This painting is in oil paint on an oak panel measuring 1333 x 784 mm (fig.1). The panel is composed of three boards, placed vertically and glued together at butt joins (fig.2). The X-radiograph shows that the boards were kept in position until the glue dried with wooden dowels inserted into the inner edges (fig.3).
Dendrochronological examination revealed that the three boards are from the same tree that grew in the Baltic region.1 The youngest heartwood ring was formed in 1510 or 1511 and the probable earliest felling date is 1519, although from 1523 to 1529 is more plausible. The wood may have been used for painting between 1519 and 1546. On the back of the panel is an incised mark, thought to be a cargo mark made for the transit of the wood across the Baltic Sea to England (figs.4–5).
The ground is off-white and is made of marine chalk bound in glue and possibly casein, although the latter material may have been introduced as a consolidant later in the painting’s history.2 Identification of nano-fossils in the chalk revealed that it dates from the earliest Santonian-late Coniacian period.3 Deposits of chalk from this period are found around London and also in the North Downs, the Chilterns and Hertfordshire. They occur also in France, to the south and west of Calais. The ground is covered with white, oil bound priming (figs.6–7).
When viewed with low magnification and with infrared reflectography, the face and hands display bold, linear, freehand underdrawing (figs.8–10).
No underdrawing is detectable with infrared reflectography elsewhere in the painting, although a cross-section through one of the painted red slashes on the doublet revealed what may be a drawing line (figs.11–12).
The artist appears to have begun the painting with a thick coat of yellowish-brown underpaint in the area of the background, leaving reserve spaces for the figure (figs.8–9 and fig.13).
The braid on the costume is also underpainted similarly; the main pigment in the brown underpaint is Cologne earth (fig.14).4 It is not clear what sort of preparatory lay-in was made for the black costume. The breeches were painted with mixtures of bone black, lead white, red lake and chalk, applied wet-in-wet.
A different type of black (vine black perhaps) was used for the cape, and the paint was applied in small dabs to simulate the texture of the wool or fur (fig.15). The decorative details of the embroidered shirt were applied on top of the white paint of the shirt when it had dried (fig.16).

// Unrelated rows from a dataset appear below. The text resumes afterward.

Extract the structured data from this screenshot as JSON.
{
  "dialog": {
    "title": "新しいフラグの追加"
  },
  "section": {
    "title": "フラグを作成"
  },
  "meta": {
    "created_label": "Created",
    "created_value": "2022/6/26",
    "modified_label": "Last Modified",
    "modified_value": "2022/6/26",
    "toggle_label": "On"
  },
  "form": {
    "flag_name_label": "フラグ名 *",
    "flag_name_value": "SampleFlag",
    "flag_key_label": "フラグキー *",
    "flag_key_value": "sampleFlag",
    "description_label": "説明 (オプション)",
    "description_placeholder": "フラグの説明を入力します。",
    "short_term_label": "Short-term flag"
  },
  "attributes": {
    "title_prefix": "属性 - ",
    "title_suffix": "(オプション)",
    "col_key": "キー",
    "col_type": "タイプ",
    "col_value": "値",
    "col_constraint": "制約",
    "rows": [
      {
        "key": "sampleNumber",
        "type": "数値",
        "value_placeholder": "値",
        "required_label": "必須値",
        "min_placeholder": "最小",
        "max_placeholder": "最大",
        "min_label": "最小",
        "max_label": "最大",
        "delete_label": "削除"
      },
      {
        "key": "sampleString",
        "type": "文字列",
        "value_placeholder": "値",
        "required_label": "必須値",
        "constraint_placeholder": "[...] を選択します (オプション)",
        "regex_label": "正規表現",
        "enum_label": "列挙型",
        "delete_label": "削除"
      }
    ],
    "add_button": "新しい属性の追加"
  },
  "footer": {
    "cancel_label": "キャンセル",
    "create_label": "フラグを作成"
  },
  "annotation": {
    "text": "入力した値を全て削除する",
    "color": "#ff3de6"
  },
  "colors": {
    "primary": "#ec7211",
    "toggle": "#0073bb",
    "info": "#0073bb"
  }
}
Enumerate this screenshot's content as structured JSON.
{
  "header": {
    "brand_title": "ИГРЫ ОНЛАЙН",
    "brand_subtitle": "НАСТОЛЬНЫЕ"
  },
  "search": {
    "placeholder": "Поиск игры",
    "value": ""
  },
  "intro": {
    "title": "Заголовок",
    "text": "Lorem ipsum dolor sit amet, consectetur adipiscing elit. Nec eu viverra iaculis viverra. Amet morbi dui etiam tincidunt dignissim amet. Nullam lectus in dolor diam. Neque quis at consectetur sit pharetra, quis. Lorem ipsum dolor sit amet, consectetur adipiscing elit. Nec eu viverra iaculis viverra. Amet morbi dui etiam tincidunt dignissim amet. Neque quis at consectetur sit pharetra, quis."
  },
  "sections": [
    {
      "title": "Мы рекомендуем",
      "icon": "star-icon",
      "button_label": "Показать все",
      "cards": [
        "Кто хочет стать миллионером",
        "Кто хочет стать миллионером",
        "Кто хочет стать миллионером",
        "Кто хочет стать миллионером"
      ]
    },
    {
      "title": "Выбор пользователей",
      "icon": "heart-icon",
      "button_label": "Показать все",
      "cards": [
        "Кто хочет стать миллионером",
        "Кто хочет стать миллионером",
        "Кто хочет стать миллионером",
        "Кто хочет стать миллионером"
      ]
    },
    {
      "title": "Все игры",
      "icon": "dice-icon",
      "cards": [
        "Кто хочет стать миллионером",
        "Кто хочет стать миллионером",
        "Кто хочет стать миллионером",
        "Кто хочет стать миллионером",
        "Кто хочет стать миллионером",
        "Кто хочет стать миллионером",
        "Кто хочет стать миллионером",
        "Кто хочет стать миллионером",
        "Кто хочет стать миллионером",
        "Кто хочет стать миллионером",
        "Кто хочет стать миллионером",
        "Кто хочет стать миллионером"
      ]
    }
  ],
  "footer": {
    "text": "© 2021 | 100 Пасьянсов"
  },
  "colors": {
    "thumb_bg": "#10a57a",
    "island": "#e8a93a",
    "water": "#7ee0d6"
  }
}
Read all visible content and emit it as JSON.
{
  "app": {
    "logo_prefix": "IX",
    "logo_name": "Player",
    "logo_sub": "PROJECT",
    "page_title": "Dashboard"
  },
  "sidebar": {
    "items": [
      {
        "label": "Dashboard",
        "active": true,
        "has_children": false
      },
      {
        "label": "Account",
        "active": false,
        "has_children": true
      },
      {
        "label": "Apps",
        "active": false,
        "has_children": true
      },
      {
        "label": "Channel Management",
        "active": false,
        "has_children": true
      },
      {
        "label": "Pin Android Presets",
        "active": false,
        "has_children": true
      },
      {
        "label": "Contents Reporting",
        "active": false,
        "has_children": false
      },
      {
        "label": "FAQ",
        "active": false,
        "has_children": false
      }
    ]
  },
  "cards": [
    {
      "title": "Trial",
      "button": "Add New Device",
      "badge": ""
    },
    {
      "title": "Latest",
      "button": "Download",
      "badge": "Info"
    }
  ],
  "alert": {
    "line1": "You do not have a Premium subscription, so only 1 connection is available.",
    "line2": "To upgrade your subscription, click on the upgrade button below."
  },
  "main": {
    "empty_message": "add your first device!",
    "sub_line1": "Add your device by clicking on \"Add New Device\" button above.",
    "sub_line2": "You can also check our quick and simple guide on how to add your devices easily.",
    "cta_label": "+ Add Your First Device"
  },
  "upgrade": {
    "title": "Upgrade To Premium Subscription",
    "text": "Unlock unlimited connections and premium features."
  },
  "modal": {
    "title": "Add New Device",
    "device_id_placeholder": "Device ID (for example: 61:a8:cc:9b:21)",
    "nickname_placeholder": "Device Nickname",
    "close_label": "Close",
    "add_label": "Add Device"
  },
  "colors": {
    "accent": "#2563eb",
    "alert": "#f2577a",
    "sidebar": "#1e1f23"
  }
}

The red glaze paint on the slashes in the doublet are made from a red lake pigment made from the insect dye, cochineal (Dactylopius coccus Costa), struck onto a base of alumina; at this date the dyestuff would have been sourced from the New World.5 The red glaze was applied on top of silver leaf, which was laid onto a thick, yellow mordant (figs.11–12 and fig.17). The yellow braid contains lead-tin yellow (type I) and vermilion.6
The most unusual feature in this painting is the technique used to paint the face (figs.18–22). The tones were applied in finely hatched lines. No specialist in European art of the sixteenth century could identify this technique as of the period or associate it with any known artist. It is possible that this is the work of a later hand (perhaps from the nineteenth century) making good a disastrous damage to the original, but without extensive (and undesirable) sampling of the face, this is impossible to prove.
The coat of arms on the ring is difficult to discern but this may be due to the fading of a red lake pigment in the lines that are now pale orange colour (fig.23).
A detailed paper on this painting appears in Tate Papers as Natasha walker, Karen Hearn and Joyce Townsend, Tate’s Painting of a Man in Tudor Costume: A Sixteenth-Century Portrait or a Nineteenth-Century Pastiche?, Tate Papers, no.20, Autumn 2013, accessed 29 July 2016.